A lot of what military service members want help with is indirectly combat-related. The vast majority of people who find themselves grappling with suicide inside the military are quite young and, Williams says, a lot of their misery has to do with not having a stable mental health basis. Inside and out of doors the military, many individuals haven’t developed a great set of instruments for managing stress, significantly a number of sources of stress. In his expertise, he says, some younger individuals who be a part of the military are operating away from a nasty scenario. Perhaps there’s bodily abuse at house. Perhaps their dad and mom have a substance abuse drawback. No matter the scenario, they could be coming into the military with preexisting stress and poor sources for managing it.
“So then you definately give them extra accountability, you give them extra leeway, and typically between [ages] 18 to 25—which is the place we actually see it at—they only haven’t developed the skill to handle that load,” Williams says. He says one other inhabitants in the military that reaches suicidal ranges of misery contains older members who’ve suffered a number of traumas. Williams says this is typically individuals who could not solely have been concerned in fight, however who’re going via life-altering experiences like divorce, chapter, or sexual assault.
NeuroFlow primarily helps service women and men construct abilities to higher handle that stress and lets care coordinators know when somebody wants extra sources, like remedy. It additionally reduces the want to pull somebody out of labor, which implies much less stigma round using the platform.
Most vital, the device has modified the approach military management talks about mental health. Beforehand, Williams says, resilience coaching felt like one other field to examine. Service members weren’t internalizing it the approach they wanted to to ensure that the coaching to work. With an app, service members have a chance to observe coping abilities day by day if they need.

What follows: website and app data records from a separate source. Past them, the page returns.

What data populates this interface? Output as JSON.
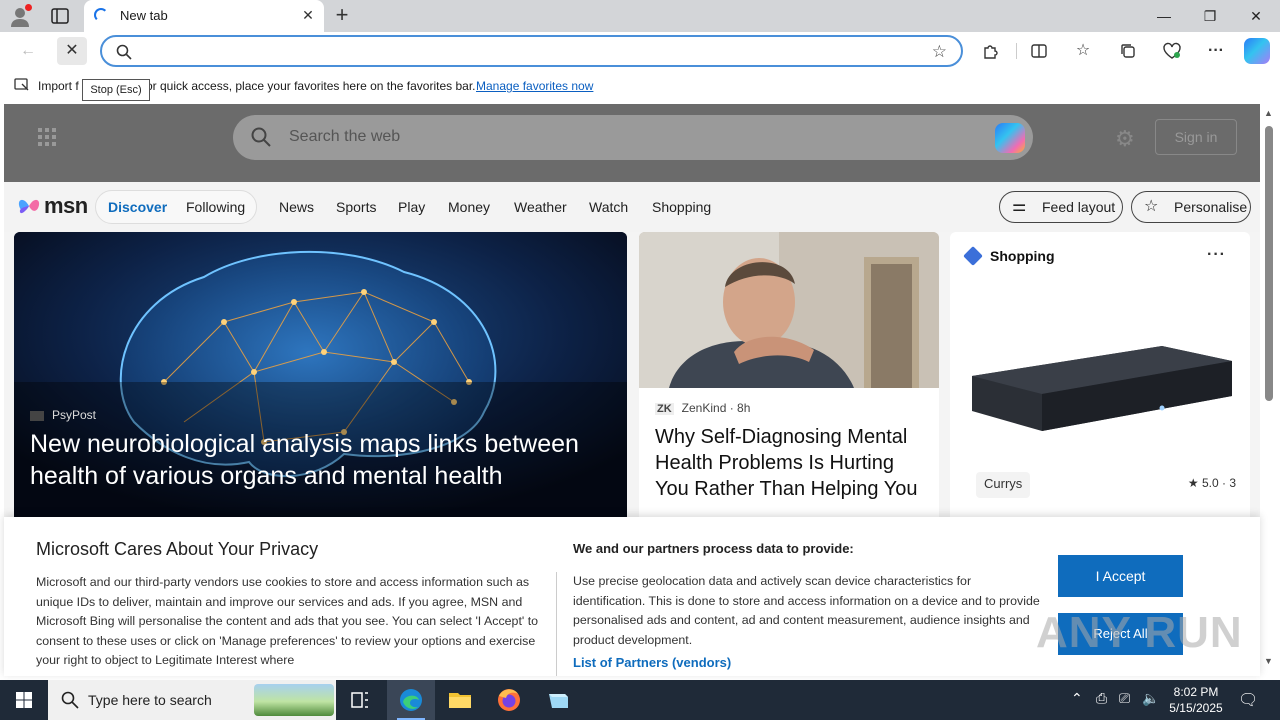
{
  "browser": {
    "tab_title": "New tab",
    "address_value": "",
    "tooltip": "Stop (Esc)",
    "favorites_bar": {
      "import_text": "Import f",
      "message": "or quick access, place your favorites here on the favorites bar.",
      "manage_link": "Manage favorites now"
    }
  },
  "msn": {
    "search_placeholder": "Search the web",
    "sign_in": "Sign in",
    "logo_text": "msn",
    "pill": {
      "discover": "Discover",
      "following": "Following"
    },
    "nav": [
      "News",
      "Sports",
      "Play",
      "Money",
      "Weather",
      "Watch",
      "Shopping"
    ],
    "feed_layout": "Feed layout",
    "personalise": "Personalise",
    "cards": {
      "main": {
        "source": "PsyPost",
        "headline": "New neurobiological analysis maps links between health of various organs and mental health"
      },
      "mid": {
        "source_badge": "ZK",
        "source": "ZenKind · 8h",
        "headline": "Why Self-Diagnosing Mental Health Problems Is Hurting You Rather Than Helping You"
      },
      "shop": {
        "title": "Shopping",
        "more": "···",
        "store": "Currys",
        "rating": "5.0 · 3"
      }
    }
  },
  "privacy": {
    "title": "Microsoft Cares About Your Privacy",
    "body": "Microsoft and our third-party vendors use cookies to store and access information such as unique IDs to deliver, maintain and improve our services and ads. If you agree, MSN and Microsoft Bing will personalise the content and ads that you see. You can select 'I Accept' to consent to these uses or click on 'Manage preferences' to review your options and exercise your right to object to Legitimate Interest where",
    "subtitle": "We and our partners process data to provide:",
    "body2": "Use precise geolocation data and actively scan device characteristics for identification. This is done to store and access information on a device and to provide personalised ads and content, ad and content measurement, audience insights and product development.",
    "partners_link": "List of Partners (vendors)",
    "accept": "I Accept",
    "reject": "Reject All"
  },
  "watermark": "ANY RUN",
  "taskbar": {
    "search_text": "Type here to search",
    "time": "8:02 PM",
    "date": "5/15/2025"
  },
  "colors": {
    "accent": "#0f6cbd",
    "taskbar": "#1f2a38"
  }
}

Ideally, Williams says, 15% of his members would use NeuroFlow to help develop the abilities they want to really feel in management and secure. He and others are spreading the phrase about it simply by speaking. “What we wish to steer clear of is mandating,” he says, noting that forcing service members to have interaction in trainings has not labored in the previous. “We don’t need that to occur anymore.”